Tall, dark, and caffeinated
© Another Day in the Country
This morning, I grabbed a T-shirt out of the T-shirt drawer and yanked it over my head as I was getting dressed, pleased with myself for the looks of the drawer, with it’s neat rows of carefully rolled shirts: red, black, white, stripes, blue, black.
I’ve been watching those tidying-up videos again in my spare time — which I seem to have too much of.
As I was running a brush over my hair, I could see my reflection in the mirror and grinned at the design on the front of my black T-shirt. It was a takeout cup of coffee and it said, “I like them tall, dark and caffeinated.”
“Well, Pat Wick,” I said to the girl in the mirror, “aren’t you a little old to be wearing such a silly T-shirt?”
The girl in the mirror didn’t say anything. She just grinned mischievously. Then I consoled myself that I’d actually bought the shirt in a pajama department. It wasn’t necessarily made for daytime wear, but here I was wearing it in the daytime.
There is a truth in the T-shirt slogan. I do like coffee, however, with cream, and a little caffeine doesn’t bother me. And, I always have preferred taller, swarthier looking men.
I had quite a silent crush in my early teens for a tall, dark teenager in my church group. His mother was blonde and blue-eyed, and his father came from Mexico. A person’s ethnicity, through all the skin tones, meant nothing to me, but it did to my parents. (You have to remember this was in the 1950s.)

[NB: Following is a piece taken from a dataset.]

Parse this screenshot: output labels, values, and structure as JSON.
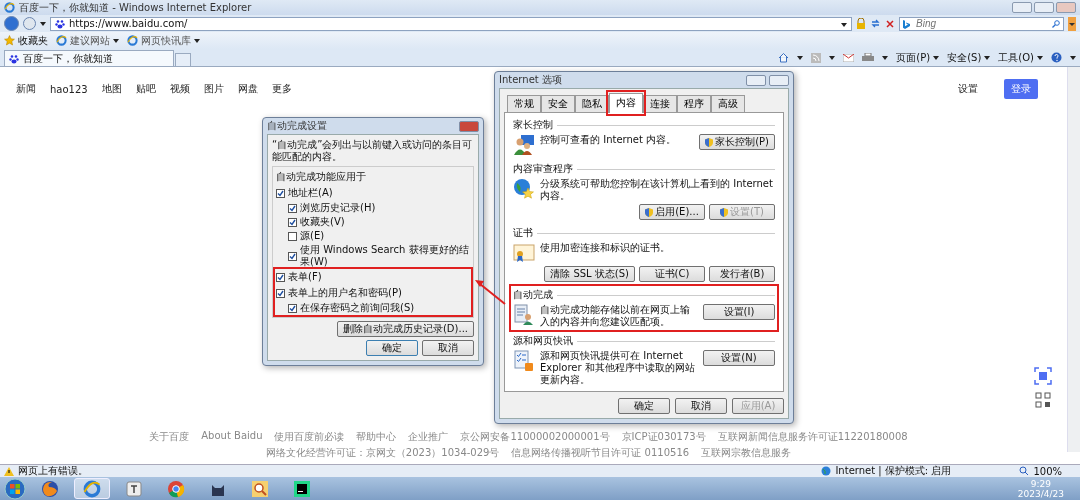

I didn’t know and had rarely seen — except at a distance — any African American kids. I was living in Kansas. We had very little visible difference in skin tone.
I was a grown woman when it hit me that my parents may have been seriously concerned about my preference for looks. In fact, I was almost 50, divorced, and heading to India on a photo assignment.
“Be careful over there,” my father chuckled, “and don’t bring back some tall, dark, and handsome man with you.”
I laughed. Then I thought to myself, “Was he serious?” It was so unthinkable to my parents for anyone to manage being single — especially at my age —truthfully, for them, at any age. Was he really worried?
In India, I saw so many beautiful people — especially children. I couldn’t take my eyes (or my camera) off them. The women of India are beautiful. I was especially taken by the beauty of women in the fields wearing colorful saris and working hard with hot sun glistening off their faces. They were still beautiful — like butterflies.
The men were good looking, too — dark eyed, dark hair, glistening white teeth. When I got there, my party had the luxury of staying in a hotel. At the front door, the concierge was dressed in almost military style — black pants, crisp shirt, gold-trimmed waistcoat, an elegant red turban on his head. He was a tall, dark, handsome man!
I took his picture and sent it back to my parents. “Will this one do?” I scribbled on the envelope. I couldn’t resist!
My sister almost married a tall, dark, and handsome man. It wasn’t his looks, nor his ethnicity, that fouled up the union. It was his ethics.
There’s a whole host of things we should be worried about when choosing a partner or a friend — kindness, honesty, a sense of humor — and the least of these should be the color of eyes, hair, and skin. It seems to me we should always be most worried about important things like ethics.
How did we get so hung up on skin color? Do you ever wonder about things like that? Do you ever talk about it amongst yourselves?
I wondered about it again this morning when I pulled this silly T-shirt over my head.
I wondered about it last night when I was watching some BBC cop show with gang violence and dark, hooded bad guys. In real life, I seem to have a gut-level instinct of wariness around hooded bad guys — “for good reason,” my instinct says in my ear. But where did I get this? From television? I’ve never had a dark, hooded bad guy attack me in my whole life. Why the wariness? Where does this conception originate?
Is fear the origin of our prejudices, or is it ignorance or a lack of empathy? Surely, it isn’t greed, an unwillingness to share. Is there really a limited supply of good things in life, like equality, fairness, and kindness, and why would we be hesitant to see it given to everyone?
On another day in the country, over a hot cup of creamy caffeinated coffee, living in a small town, far away from crowded cities, the wind blowing across the prairie, I contemplate the future, hopefully.